(DATA IN THIS EXERCISE begins)
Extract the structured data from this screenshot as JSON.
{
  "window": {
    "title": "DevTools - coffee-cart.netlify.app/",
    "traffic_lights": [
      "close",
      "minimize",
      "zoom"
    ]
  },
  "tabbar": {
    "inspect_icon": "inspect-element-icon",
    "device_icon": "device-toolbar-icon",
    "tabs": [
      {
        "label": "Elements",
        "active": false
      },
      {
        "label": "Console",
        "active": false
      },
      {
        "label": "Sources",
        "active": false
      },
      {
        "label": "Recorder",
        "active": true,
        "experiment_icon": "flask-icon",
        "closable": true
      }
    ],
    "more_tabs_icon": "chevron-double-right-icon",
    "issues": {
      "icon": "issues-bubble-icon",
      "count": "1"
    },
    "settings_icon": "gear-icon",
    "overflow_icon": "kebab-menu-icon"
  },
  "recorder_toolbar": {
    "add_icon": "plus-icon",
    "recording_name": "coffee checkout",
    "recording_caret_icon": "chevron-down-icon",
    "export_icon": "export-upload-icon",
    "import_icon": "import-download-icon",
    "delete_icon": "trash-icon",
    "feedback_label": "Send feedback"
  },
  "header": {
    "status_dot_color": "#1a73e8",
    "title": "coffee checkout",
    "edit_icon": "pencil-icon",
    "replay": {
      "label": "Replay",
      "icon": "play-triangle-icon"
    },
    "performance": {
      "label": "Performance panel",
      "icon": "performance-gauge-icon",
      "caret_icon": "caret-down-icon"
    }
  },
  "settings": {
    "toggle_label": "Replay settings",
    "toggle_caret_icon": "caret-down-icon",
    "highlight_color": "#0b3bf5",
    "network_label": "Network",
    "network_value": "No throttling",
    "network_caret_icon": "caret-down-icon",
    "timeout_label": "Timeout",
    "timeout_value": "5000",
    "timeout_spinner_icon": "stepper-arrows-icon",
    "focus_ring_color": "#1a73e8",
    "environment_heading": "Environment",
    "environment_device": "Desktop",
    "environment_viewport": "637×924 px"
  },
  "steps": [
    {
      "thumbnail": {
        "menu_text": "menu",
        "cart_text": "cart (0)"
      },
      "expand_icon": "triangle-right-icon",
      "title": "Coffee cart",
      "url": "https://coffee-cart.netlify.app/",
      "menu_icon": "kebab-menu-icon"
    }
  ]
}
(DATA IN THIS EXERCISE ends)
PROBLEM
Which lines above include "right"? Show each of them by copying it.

SOLUTION TO THIS TASK
    "more_tabs_icon": "chevron-double-right-icon",
      "expand_icon": "triangle-right-icon",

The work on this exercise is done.